Using colonial past to mask current govt failure is criminal

01 Jul 2019 at 07:02hrs | Views
LAST week, I stumbled on a conversation that was questioning why African politicians are increasingly becoming wealthier, while their governments and countries are getting poorer. Zimbabwe was cited as one of the examples of the countries that once had strong and solid governance and economic institutions that have now become weaker over time and yet its politicians — both those in government and opposition — who have become increasingly wealthier.

This observation brings to the fore the question around what a government is and its role vis-à-vis its democratic mandate. A government is a system or group of people governing an organised community or a State whose role is to balance societal and individual good. This is made possible when the society or individual is governed by the principles of morality and justice, fairness as well as law and order. The oldest and simplest function of a government is to protect citizens from harm, while promoting the advancement of their wellbeing. And in order to effectively do so, the government collects taxes to fund, train and equip the security sector, judiciary and elect officials to pass and implement the laws.

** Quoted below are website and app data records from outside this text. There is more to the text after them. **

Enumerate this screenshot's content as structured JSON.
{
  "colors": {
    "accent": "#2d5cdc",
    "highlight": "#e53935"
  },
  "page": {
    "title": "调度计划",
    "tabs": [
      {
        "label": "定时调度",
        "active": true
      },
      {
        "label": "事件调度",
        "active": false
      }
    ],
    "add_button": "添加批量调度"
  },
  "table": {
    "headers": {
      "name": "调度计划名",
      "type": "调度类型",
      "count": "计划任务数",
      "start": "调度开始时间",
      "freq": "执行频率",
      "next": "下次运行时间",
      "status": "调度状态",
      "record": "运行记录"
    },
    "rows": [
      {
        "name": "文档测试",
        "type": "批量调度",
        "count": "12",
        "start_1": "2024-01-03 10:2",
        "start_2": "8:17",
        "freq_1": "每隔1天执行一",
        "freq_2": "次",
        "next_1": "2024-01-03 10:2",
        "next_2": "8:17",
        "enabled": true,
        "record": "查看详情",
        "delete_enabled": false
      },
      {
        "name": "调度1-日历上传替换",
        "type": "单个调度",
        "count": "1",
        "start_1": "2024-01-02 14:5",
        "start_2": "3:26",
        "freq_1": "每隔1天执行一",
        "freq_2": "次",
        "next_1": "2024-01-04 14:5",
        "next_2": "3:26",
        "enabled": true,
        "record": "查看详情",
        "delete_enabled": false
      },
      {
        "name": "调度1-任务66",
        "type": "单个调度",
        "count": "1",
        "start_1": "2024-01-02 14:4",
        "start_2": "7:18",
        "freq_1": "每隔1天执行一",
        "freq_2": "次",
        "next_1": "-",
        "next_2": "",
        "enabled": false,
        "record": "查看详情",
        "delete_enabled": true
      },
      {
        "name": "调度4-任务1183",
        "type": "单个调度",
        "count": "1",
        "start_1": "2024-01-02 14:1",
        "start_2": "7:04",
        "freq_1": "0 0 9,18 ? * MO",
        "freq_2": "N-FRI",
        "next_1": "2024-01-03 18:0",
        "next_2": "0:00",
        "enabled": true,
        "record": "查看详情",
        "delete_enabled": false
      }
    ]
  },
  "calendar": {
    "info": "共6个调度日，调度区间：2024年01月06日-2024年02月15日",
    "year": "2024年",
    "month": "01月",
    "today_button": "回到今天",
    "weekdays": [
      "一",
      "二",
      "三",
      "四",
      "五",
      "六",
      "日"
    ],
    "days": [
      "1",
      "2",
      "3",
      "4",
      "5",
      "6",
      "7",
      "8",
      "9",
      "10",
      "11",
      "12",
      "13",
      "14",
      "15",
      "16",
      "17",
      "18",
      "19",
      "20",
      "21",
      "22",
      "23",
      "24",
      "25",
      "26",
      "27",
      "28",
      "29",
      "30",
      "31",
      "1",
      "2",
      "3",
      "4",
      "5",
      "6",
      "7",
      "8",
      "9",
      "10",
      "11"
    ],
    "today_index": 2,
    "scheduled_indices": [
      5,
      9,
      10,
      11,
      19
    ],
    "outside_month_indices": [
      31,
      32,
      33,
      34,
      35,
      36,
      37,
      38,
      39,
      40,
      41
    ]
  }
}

However, in the absence of these, the ruling elite falls into the category of an organised criminal group. By definition, an organised crime is a category of transnational, national, or local groupings of highly centralised enterprises run by individuals who intend to engage in illegal activity, most commonly for profit. Some criminal organisations are in the form of political parties and they either lie or force people to vote for them so they can steal with some form of legitimacy. Some even become disciplined enough to form a government, while others are termed oligarchies where political, social and economic institutions come under the control of a few families and cartels.

In the case of Zimbabwe, political criminality is noticeable in the preoccupation with attributing all ills that beset the country as being entrenched in the history of colonialism and its exploitative impact. Even though by now, the use of colonialism as a scapegoat for all the bad things happening in the country lacks relevance, it is still deployed to incite hatred and a sense of retribution, mainly among the rural folks. It has been nearly forty years now since the country weaned itself from colonialism and attained independence, the same time China needed to establish one of the biggest economies in the world.

The deployment of this emotive subject, mainly among the rural folks, blurs their minds from the real causes of their suffering and poisons their views. It is as bad as stealing their ability to see the situation as it is, tamper with their judgement, while feeding them with a view that controls their thinking. Part of this drive has been pushed through the denunciation of the West and its policies on Zimbabwe, masking the abuse of power and national resources by the ruling elite, the reason for which the masses live in abject poverty. The elite's hold to power, its control of narratives and its use of State apparatuses not only shapes the submissive mindset, but also solidifies their dominance and ability of their cronies and children to take over as age takes a toll on them.

The clogging of the mind is not only limited to its subjection to propaganda. The education system too has continuously perpetuated this narrative, resulting in a vicious circle of economic and intellectual poverty on progressive and transformative ideas. The result of this is that our academic institutions have been churning out conflicted graduates who look to western Europe as examples of development, providers of aid and ideas to industrialise, and yet they believe strongly that our current problems are a direct result of colonial exploitation. Such a mindset is constrained from offering new ideas.

The situation is even worse in rural areas where agriculture is supposed to be the major driver of economic revival. There, the persistent resort to reminding the susceptible villagers that all our problems are not due to the current leadership's failures, but colonial machinations by the West is both deep-rooted and, indeed, an effective opium that has perpetually blinded the rural masses. And in doing so, it has also denied them the opportunity to free themselves so they can open their minds to innovative approaches to farming, which is necessary for their development.

They have been made to fight non-existent colonial demons. The deployment of the colonialism narrative is one of the many barriers that stands between the current poverty situation and the ability of the ordinary people to achieve the goal of transforming their lives.

As has been the case in the past twenty years, the fascination with colonialism provides the ruling elite with a convenient tool, indispensable for the continuation of their propaganda. It is an off-the shelf opiate that the regime has overwhelmingly appropriated for itself, mainly in the way it defines nationalism and patriotism. While it is beyond dispute that colonialism was a dark phase in our history, which is why it had to be fought and defeated, it is also healthy that emphasis be placed on the ultimate goal of why the war was fought, instead of keeping our people's mind entrapped is useless mindsets when the country is yawning for new ideas.

Source - newsday
All articles and letters published on Bulawayo24 have been independently written by members of Bulawayo24's community. The views of users published on Bulawayo24 are therefore their own and do not necessarily represent the views of Bulawayo24. Bulawayo24 editors also reserve the right to edit or delete any and all comments received.